(Cet homme était le digne émule des artistes et des techniciens de la typographie du siècle précédent. On pourrait peut-être voir la consécration de ses efforts dans le fait qu’on fondit sur des matrices portant l’empreinte des ses types et par lui vendues à l’Imprimerie royale, les caractères utilisés pour les plus luxueux ouvrages publiés par cet établissement à ses débuts. Livre, pouvoirs et société à Paris au XVIIe siècle, 1969, p. 367.)
Martin’s remarks were elegantly expressed and based on a logical inference, but they appear to be wrong. The types used at the Imprimerie royale during the years following its creation until the end of the century, when the new romain du roi was made, were mostly the ‘classic’ romans of Claude Garamont and italics of Robert Granjon that had been used by Parisian printers for many decades. They appear in the specimen of the Imprimerie royale dated 1643, and the source seems likely to have been Parisian foundries that were well furnished with matrices for these types, of which there were several. In summary it can be said that only two italic types by Jannon appear to have been used at the Imprimerie royale, where they accompany older types, and none of the romans.
Two pieces of printed evidence seem to support my conclusion. One is the fact that only these two Jannon italic types, and none of the romans, appear in the Imprimerie royale specimen of 1643.

All three sets of roman and italic matrices were mentioned as being present in ‘drawers’ (layettes) in an inventory of the materials of the Imprimerie royale drawn up in 1691 (BnF, MS nouv. acq. fr. 2511), but when in 1690 the widow of the director Sébastien Mabre-Cramoisy prepared specimens of the types from matrices ‘belonging to the king’ to be passed to his successor, in addition to five sheets of greek types lettered A to E (the grecs du roi), there was a single sixth sheet, lettered F, a detail from which is shown above, showing only the two smaller italics of Jannon that appear to have been in regular use.

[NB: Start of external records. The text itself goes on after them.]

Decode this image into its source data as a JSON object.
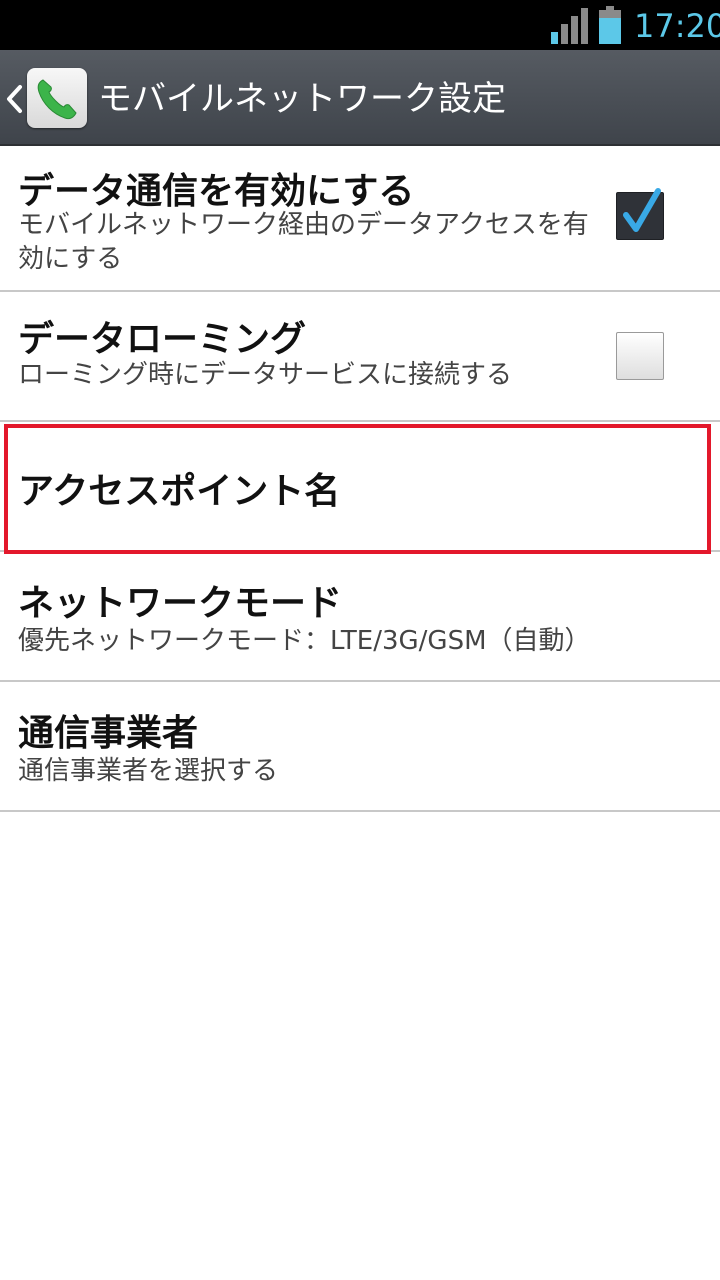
{
  "status_bar": {
    "time": "17:20",
    "icons": [
      "signal-icon",
      "battery-icon"
    ],
    "accent_color": "#5cc8e8"
  },
  "action_bar": {
    "title": "モバイルネットワーク設定",
    "back_icon": "chevron-left-icon",
    "app_icon": "phone-icon"
  },
  "settings": {
    "data_enabled": {
      "title": "データ通信を有効にする",
      "summary": "モバイルネットワーク経由のデータアクセスを有効にする",
      "checked": true
    },
    "data_roaming": {
      "title": "データローミング",
      "summary": "ローミング時にデータサービスに接続する",
      "checked": false
    },
    "access_point_names": {
      "title": "アクセスポイント名",
      "highlighted": true,
      "highlight_color": "#e3182b"
    },
    "network_mode": {
      "title": "ネットワークモード",
      "summary": "優先ネットワークモード：LTE/3G/GSM（自動）"
    },
    "operators": {
      "title": "通信事業者",
      "summary": "通信事業者を選択する"
    }
  }
}
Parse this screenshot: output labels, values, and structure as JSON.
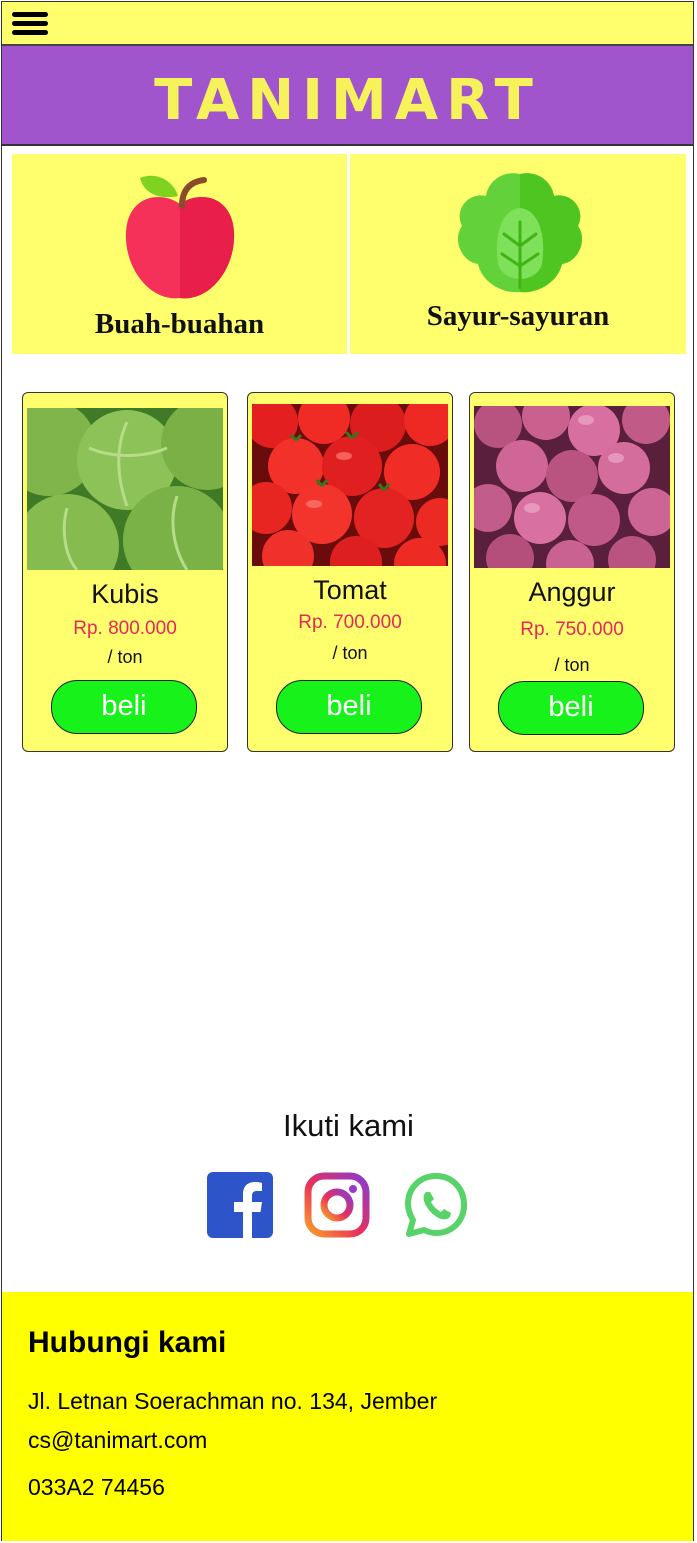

Several questions are raised by my claims, which were the basis of papers that I gave at colloques relating to Garamont at Amiens in September 2011, and in New York in January 2012. Have I overlooked examples of the use of Jannon types (especially the romans) at the Imprimerie royale? Since it is not easy to prove a negative, that is possible; and one reason for offering my own observations in this form is in order to invite others to make their own and to let me know what they find or to publish them.
One the matter of the Jannon type specimen dated 1621, perhaps I should include this note.
In his little pamphlet of 1887 Brincourt appears to be the first writer to mention it as a specimen of types. (There is an oddly garbled reference in the Bigmore & Wyman Bibliography of printing (1880) where it is listed, evidently by someone who had not seen it, as ‘a very interesting work on the few (qy. seven) but admirable editions in 12mo, printed at Sedan'.) Warde appears to have been using the copy in the Bibliothèque Mazarine, Paris, the only one now known and the original of the facsimile published in 1927. In 1887 Brincourt wrote, ‘ce cahier, intitulé: “Espreuve des caractères nouvellement taillez,” est de la plus grande rareté: on y trouve la reproduction de tous les caractères nouveaux, y compris la Nompareille et la Sedanaise avec son Italique.’ And in the later printings of Brincourt’s text (1902, etc.), there is a reference to a copy, without any indication of its whereabouts, as ‘In-4° de 6 ff. pour le titre et de l’Avis “aux Imprimeurs”, plus 10 ff. pour les “Caracteres nouuellement taillez”. But in the copy at the Bibliothèque Mazarine there appear to be only seven leaves which show types, and they do not include either the roman or italic of Nompareille or Sedanaise, although both sizes are named on the leaf of two-line letters. Can Brincourt have seen another and a more complete copy of the specimen, and if so where is it?